Innovation is what drove Naomi Shah to study indoor air quality while a student at Sunset High School in Portland, Ore., work that led her to win the Google Science Fair when she was 16 and become a finalist at the Intel Science Talent Search this spring.The innovation didn’t stop with the accolades. Shah wanted people to start thinking about improving air quality as a way to end respiratory diseases, like asthma, that had ravaged many people in her family. Read more.
It happened to Groupon CEO Andrew Mason. It happened to Scott Thompson, once the CEO of Yahoo!, and Scott Forstall, the guru behind Apple’s operating system for iPhones and iPads. And someday, getting fired may happen to you. Read more.
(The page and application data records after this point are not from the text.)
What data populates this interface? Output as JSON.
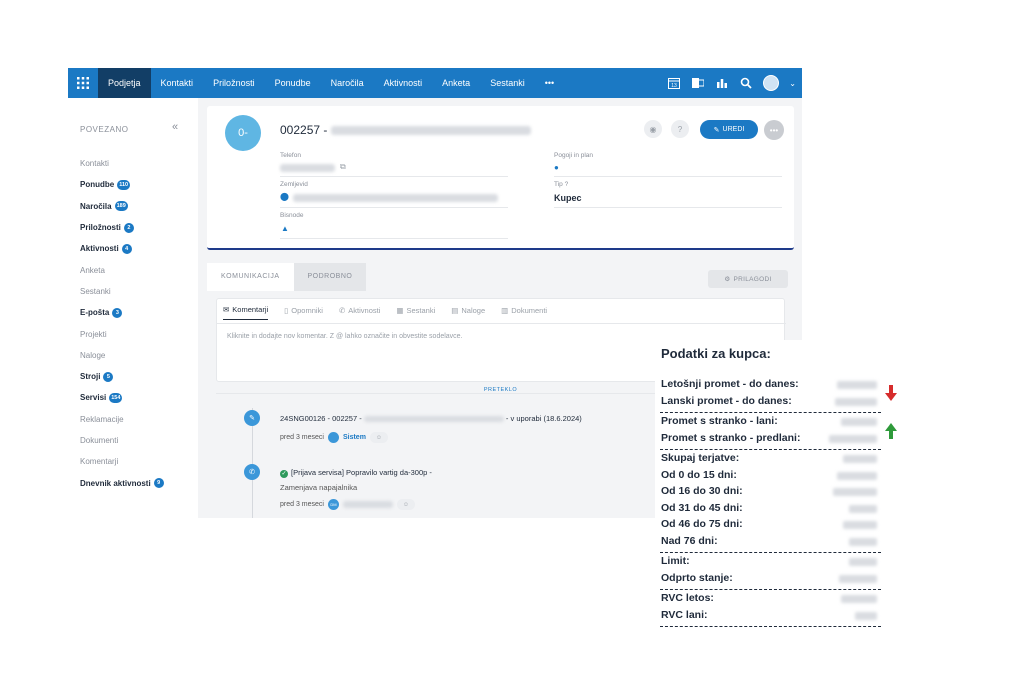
{
  "nav": {
    "items": [
      "Podjetja",
      "Kontakti",
      "Priložnosti",
      "Ponudbe",
      "Naročila",
      "Aktivnosti",
      "Anketa",
      "Sestanki",
      "•••"
    ],
    "active_index": 0,
    "calendar_day": "13"
  },
  "sidebar": {
    "heading": "POVEZANO",
    "collapse_icon": "«",
    "items": [
      {
        "label": "Kontakti",
        "badge": ""
      },
      {
        "label": "Ponudbe",
        "badge": "110"
      },
      {
        "label": "Naročila",
        "badge": "189"
      },
      {
        "label": "Priložnosti",
        "badge": "2"
      },
      {
        "label": "Aktivnosti",
        "badge": "4"
      },
      {
        "label": "Anketa",
        "badge": ""
      },
      {
        "label": "Sestanki",
        "badge": ""
      },
      {
        "label": "E-pošta",
        "badge": "3"
      },
      {
        "label": "Projekti",
        "badge": ""
      },
      {
        "label": "Naloge",
        "badge": ""
      },
      {
        "label": "Stroji",
        "badge": "5"
      },
      {
        "label": "Servisi",
        "badge": "154"
      },
      {
        "label": "Reklamacije",
        "badge": ""
      },
      {
        "label": "Dokumenti",
        "badge": ""
      },
      {
        "label": "Komentarji",
        "badge": ""
      },
      {
        "label": "Dnevnik aktivnosti",
        "badge": "9"
      }
    ]
  },
  "record": {
    "avatar": "0-",
    "title_prefix": "002257 -",
    "edit_label": "UREDI",
    "more_label": "•••",
    "fields": {
      "telefon_label": "Telefon",
      "zemljevid_label": "Zemljevid",
      "bisnode_label": "Bisnode",
      "pogoji_label": "Pogoji in plan",
      "tip_label": "Tip",
      "tip_value": "Kupec"
    }
  },
  "tabs": {
    "items": [
      "KOMUNIKACIJA",
      "PODROBNO"
    ],
    "customize_label": "PRILAGODI"
  },
  "comment_panel": {
    "sub_tabs": [
      "Komentarji",
      "Opomniki",
      "Aktivnosti",
      "Sestanki",
      "Naloge",
      "Dokumenti"
    ],
    "placeholder": "Kliknite in dodajte nov komentar. Z @ lahko označite in obvestite sodelavce."
  },
  "timeline": {
    "divider_label": "PRETEKLO",
    "entries": [
      {
        "title_start": "24SNG00126 - 002257 -",
        "title_end": "- v uporabi (18.6.2024)",
        "time": "pred 3 meseci",
        "user": "Sistem",
        "subtitle": ""
      },
      {
        "title_start": "[Prijava servisa] Popravilo vartig da-300p -",
        "title_end": "",
        "time": "pred 3 meseci",
        "user": "",
        "subtitle": "Zamenjava napajalnika",
        "chip": "DM"
      }
    ]
  },
  "customer_info": {
    "title": "Podatki za kupca:",
    "groups": [
      [
        "Letošnji promet - do danes:",
        "Lanski promet - do danes:"
      ],
      [
        "Promet s stranko - lani:",
        "Promet s stranko - predlani:"
      ],
      [
        "Skupaj terjatve:",
        "Od 0 do 15 dni:",
        "Od 16 do 30 dni:",
        "Od 31 do 45 dni:",
        "Od 46 do 75 dni:",
        "Nad 76 dni:"
      ],
      [
        "Limit:",
        "Odprto stanje:"
      ],
      [
        "RVC letos:",
        "RVC lani:"
      ]
    ],
    "trend_colors": {
      "down": "#d62c2c",
      "up": "#2e9a3a"
    }
  }
}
Keeping track of cell phone calling minutes, texts and data may seem like a lot of work, but it’s a good way to learn how to keep a budget, especially if you’re paying part of your bill. And with 75 percent of kids ages 12 to 17 using their own cell phones, according to the Pew Internet & American Life Project, plenty of students should try to ace cell phone economics before heading off to college or the working world. Read more.
(Zane) Parks learned an early financial lesson, and one that experts say is important: You can only spend the money you’ve got. For teenagers who have a bank account, it’s a concept that, if learned early, can pay off big time throughout their lives. Read more.
When Muncie, Ind., teen Madeline Grosh finds a really cool pair of shoes online, she will send her parents a quick email with a link as a not-so-subtle hint that these would make a superb birthday present.
But before they end up wrapped in shiny paper, mom usually replies: Find a better price. Read more.
When you are making an equity investment decision, the first place you often turn to is the numbers: how successful has this company been financially? How many shares of stock does it have outstanding? What is the company spending its money on and how much cash does it have on hand? Read more.
When Scott Bupb started dabbling in the stock market earlier this year, he had a cool $100,000 to play with. Now, he and his fellow stock pickers are a few dollars shy of his initial investment, thanks to a couple of underperforming members of his portfolio. “We invested in some things that were at their 52-week lows, but they kept going down,” he says. “They’re starting to come back up now, so we might start making money soon.” Read more.